All of the data must be returned word for word.

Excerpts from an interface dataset
# # # # #

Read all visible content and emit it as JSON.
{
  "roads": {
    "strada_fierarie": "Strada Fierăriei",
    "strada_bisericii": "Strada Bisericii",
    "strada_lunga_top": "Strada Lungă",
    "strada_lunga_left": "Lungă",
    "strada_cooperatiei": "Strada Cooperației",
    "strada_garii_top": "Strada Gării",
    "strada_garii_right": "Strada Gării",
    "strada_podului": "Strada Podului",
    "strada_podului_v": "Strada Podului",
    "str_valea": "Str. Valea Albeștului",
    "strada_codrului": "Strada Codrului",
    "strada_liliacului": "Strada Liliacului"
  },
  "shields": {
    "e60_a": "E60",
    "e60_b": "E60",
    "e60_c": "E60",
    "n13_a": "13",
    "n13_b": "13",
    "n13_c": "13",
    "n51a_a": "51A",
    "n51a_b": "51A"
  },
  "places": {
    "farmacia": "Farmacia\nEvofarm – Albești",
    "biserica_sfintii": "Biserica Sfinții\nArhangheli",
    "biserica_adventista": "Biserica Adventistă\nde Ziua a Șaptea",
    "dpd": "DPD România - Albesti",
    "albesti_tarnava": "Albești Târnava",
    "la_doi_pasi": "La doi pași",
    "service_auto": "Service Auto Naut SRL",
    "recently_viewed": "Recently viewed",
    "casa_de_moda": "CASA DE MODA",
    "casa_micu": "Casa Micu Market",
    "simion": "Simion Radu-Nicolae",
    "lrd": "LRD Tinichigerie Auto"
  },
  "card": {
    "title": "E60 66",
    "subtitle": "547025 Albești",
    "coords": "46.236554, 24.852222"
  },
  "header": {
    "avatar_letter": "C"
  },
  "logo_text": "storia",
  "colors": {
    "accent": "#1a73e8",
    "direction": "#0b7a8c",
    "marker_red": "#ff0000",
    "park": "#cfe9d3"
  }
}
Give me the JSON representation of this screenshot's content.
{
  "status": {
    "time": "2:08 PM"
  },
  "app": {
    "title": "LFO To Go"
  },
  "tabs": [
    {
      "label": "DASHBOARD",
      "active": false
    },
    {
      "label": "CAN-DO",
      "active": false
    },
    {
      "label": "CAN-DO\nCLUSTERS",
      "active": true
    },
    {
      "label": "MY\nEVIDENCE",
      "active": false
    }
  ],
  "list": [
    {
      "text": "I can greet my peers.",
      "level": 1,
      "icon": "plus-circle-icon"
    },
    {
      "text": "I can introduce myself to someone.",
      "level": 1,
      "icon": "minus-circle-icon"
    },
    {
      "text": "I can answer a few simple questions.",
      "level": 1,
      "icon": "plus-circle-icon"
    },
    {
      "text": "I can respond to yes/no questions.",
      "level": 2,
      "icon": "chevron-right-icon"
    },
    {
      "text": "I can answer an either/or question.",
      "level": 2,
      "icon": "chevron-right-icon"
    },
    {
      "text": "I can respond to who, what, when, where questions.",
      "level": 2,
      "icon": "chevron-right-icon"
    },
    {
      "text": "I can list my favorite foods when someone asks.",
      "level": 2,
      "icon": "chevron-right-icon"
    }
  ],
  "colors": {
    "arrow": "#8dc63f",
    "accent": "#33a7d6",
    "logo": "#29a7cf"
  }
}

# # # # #

*Result below*:
Read all visible content and emit it as JSON.
{
  "roads": {
    "strada_fierarie": "Strada Fierăriei",
    "strada_bisericii": "Strada Bisericii",
    "strada_lunga_top": "Strada Lungă",
    "strada_lunga_left": "Lungă",
    "strada_cooperatiei": "Strada Cooperației",
    "strada_garii_top": "Strada Gării",
    "strada_garii_right": "Strada Gării",
    "strada_podului": "Strada Podului",
    "strada_podului_v": "Strada Podului",
    "str_valea": "Str. Valea Albeștului",
    "strada_codrului": "Strada Codrului",
    "strada_liliacului": "Strada Liliacului"
  },
  "shields": {
    "e60_a": "E60",
    "e60_b": "E60",
    "e60_c": "E60",
    "n13_a": "13",
    "n13_b": "13",
    "n13_c": "13",
    "n51a_a": "51A",
    "n51a_b": "51A"
  },
  "places": {
    "farmacia": "Farmacia\nEvofarm – Albești",
    "biserica_sfintii": "Biserica Sfinții\nArhangheli",
    "biserica_adventista": "Biserica Adventistă\nde Ziua a Șaptea",
    "dpd": "DPD România - Albesti",
    "albesti_tarnava": "Albești Târnava",
    "la_doi_pasi": "La doi pași",
    "service_auto": "Service Auto Naut SRL",
    "recently_viewed": "Recently viewed",
    "casa_de_moda": "CASA DE MODA",
    "casa_micu": "Casa Micu Market",
    "simion": "Simion Radu-Nicolae",
    "lrd": "LRD Tinichigerie Auto"
  },
  "card": {
    "title": "E60 66",
    "subtitle": "547025 Albești",
    "coords": "46.236554, 24.852222"
  },
  "header": {
    "avatar_letter": "C"
  },
  "logo_text": "storia",
  "colors": {
    "accent": "#1a73e8",
    "direction": "#0b7a8c",
    "marker_red": "#ff0000",
    "park": "#cfe9d3"
  }
}
Give me the JSON representation of this screenshot's content.
{
  "status": {
    "time": "2:08 PM"
  },
  "app": {
    "title": "LFO To Go"
  },
  "tabs": [
    {
      "label": "DASHBOARD",
      "active": false
    },
    {
      "label": "CAN-DO",
      "active": false
    },
    {
      "label": "CAN-DO\nCLUSTERS",
      "active": true
    },
    {
      "label": "MY\nEVIDENCE",
      "active": false
    }
  ],
  "list": [
    {
      "text": "I can greet my peers.",
      "level": 1,
      "icon": "plus-circle-icon"
    },
    {
      "text": "I can introduce myself to someone.",
      "level": 1,
      "icon": "minus-circle-icon"
    },
    {
      "text": "I can answer a few simple questions.",
      "level": 1,
      "icon": "plus-circle-icon"
    },
    {
      "text": "I can respond to yes/no questions.",
      "level": 2,
      "icon": "chevron-right-icon"
    },
    {
      "text": "I can answer an either/or question.",
      "level": 2,
      "icon": "chevron-right-icon"
    },
    {
      "text": "I can respond to who, what, when, where questions.",
      "level": 2,
      "icon": "chevron-right-icon"
    },
    {
      "text": "I can list my favorite foods when someone asks.",
      "level": 2,
      "icon": "chevron-right-icon"
    }
  ],
  "colors": {
    "arrow": "#8dc63f",
    "accent": "#33a7d6",
    "logo": "#29a7cf"
  }
}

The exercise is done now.